Saved entries

....................

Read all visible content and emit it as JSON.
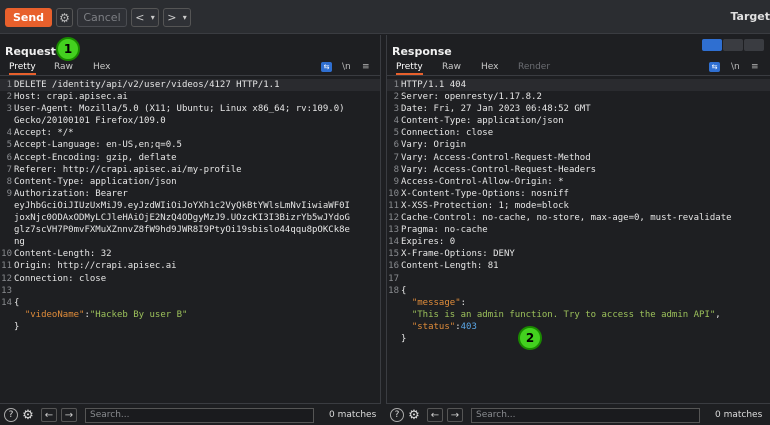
{
  "toolbar": {
    "send_label": "Send",
    "cancel_label": "Cancel",
    "back_label": "<",
    "back_dropdown": "▾",
    "forward_label": ">",
    "forward_dropdown": "▾",
    "target_label": "Target"
  },
  "request": {
    "title": "Request",
    "tabs": [
      "Pretty",
      "Raw",
      "Hex"
    ],
    "newline_icon": "\\n",
    "menu_icon": "≡",
    "lines": [
      {
        "n": "1",
        "text": "DELETE /identity/api/v2/user/videos/4127 HTTP/1.1"
      },
      {
        "n": "2",
        "text": "Host: crapi.apisec.ai"
      },
      {
        "n": "3",
        "text": "User-Agent: Mozilla/5.0 (X11; Ubuntu; Linux x86_64; rv:109.0)"
      },
      {
        "n": "",
        "text": "Gecko/20100101 Firefox/109.0"
      },
      {
        "n": "4",
        "text": "Accept: */*"
      },
      {
        "n": "5",
        "text": "Accept-Language: en-US,en;q=0.5"
      },
      {
        "n": "6",
        "text": "Accept-Encoding: gzip, deflate"
      },
      {
        "n": "7",
        "text": "Referer: http://crapi.apisec.ai/my-profile"
      },
      {
        "n": "8",
        "text": "Content-Type: application/json"
      },
      {
        "n": "9",
        "text": "Authorization: Bearer"
      },
      {
        "n": "",
        "text": "eyJhbGciOiJIUzUxMiJ9.eyJzdWIiOiJoYXh1c2VyQkBtYWlsLmNvIiwiaWF0I"
      },
      {
        "n": "",
        "text": "joxNjc0ODAxODMyLCJleHAiOjE2NzQ4ODgyMzJ9.UOzcKI3I3BizrYb5wJYdoG"
      },
      {
        "n": "",
        "text": "glz7scVH7P0mvFXMuXZnnvZ8fW9hd9JWR8I9PtyOi19sbislo44qqu8pOKCk8e"
      },
      {
        "n": "",
        "text": "ng"
      },
      {
        "n": "10",
        "text": "Content-Length: 32"
      },
      {
        "n": "11",
        "text": "Origin: http://crapi.apisec.ai"
      },
      {
        "n": "12",
        "text": "Connection: close"
      },
      {
        "n": "13",
        "text": ""
      },
      {
        "n": "14",
        "text": "{"
      },
      {
        "n": "",
        "text": ""
      },
      {
        "n": "",
        "text": "}"
      }
    ],
    "json_key": "\"videoName\"",
    "json_colon": ":",
    "json_value": "\"Hackeb By user B\""
  },
  "response": {
    "title": "Response",
    "tabs": [
      "Pretty",
      "Raw",
      "Hex",
      "Render"
    ],
    "newline_icon": "\\n",
    "menu_icon": "≡",
    "lines": [
      {
        "n": "1",
        "text": "HTTP/1.1 404"
      },
      {
        "n": "2",
        "text": "Server: openresty/1.17.8.2"
      },
      {
        "n": "3",
        "text": "Date: Fri, 27 Jan 2023 06:48:52 GMT"
      },
      {
        "n": "4",
        "text": "Content-Type: application/json"
      },
      {
        "n": "5",
        "text": "Connection: close"
      },
      {
        "n": "6",
        "text": "Vary: Origin"
      },
      {
        "n": "7",
        "text": "Vary: Access-Control-Request-Method"
      },
      {
        "n": "8",
        "text": "Vary: Access-Control-Request-Headers"
      },
      {
        "n": "9",
        "text": "Access-Control-Allow-Origin: *"
      },
      {
        "n": "10",
        "text": "X-Content-Type-Options: nosniff"
      },
      {
        "n": "11",
        "text": "X-XSS-Protection: 1; mode=block"
      },
      {
        "n": "12",
        "text": "Cache-Control: no-cache, no-store, max-age=0, must-revalidate"
      },
      {
        "n": "13",
        "text": "Pragma: no-cache"
      },
      {
        "n": "14",
        "text": "Expires: 0"
      },
      {
        "n": "15",
        "text": "X-Frame-Options: DENY"
      },
      {
        "n": "16",
        "text": "Content-Length: 81"
      },
      {
        "n": "17",
        "text": ""
      },
      {
        "n": "18",
        "text": "{"
      }
    ],
    "json_key1": "\"message\"",
    "json_colon1": ":",
    "json_val1": "\"This is an admin function. Try to access the admin API\"",
    "json_comma1": ",",
    "json_key2": "\"status\"",
    "json_colon2": ":",
    "json_val2": "403",
    "json_close": "}"
  },
  "footer": {
    "help_icon": "?",
    "search_placeholder": "Search...",
    "matches": "0 matches"
  },
  "annotations": {
    "badge1": "1",
    "badge2": "2"
  },
  "colors": {
    "accent": "#e8602c",
    "badge": "#43d11f",
    "json_key": "#e08c3a",
    "json_string": "#9cc15b",
    "json_number": "#5aa6e6"
  }
}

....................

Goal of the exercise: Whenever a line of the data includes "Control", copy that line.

Response:
        "text": "Vary: Access-Control-Request-Method"
        "text": "Vary: Access-Control-Request-Headers"
        "text": "Access-Control-Allow-Origin: *"
        "text": "Cache-Control: no-cache, no-store, max-age=0, must-revalidate"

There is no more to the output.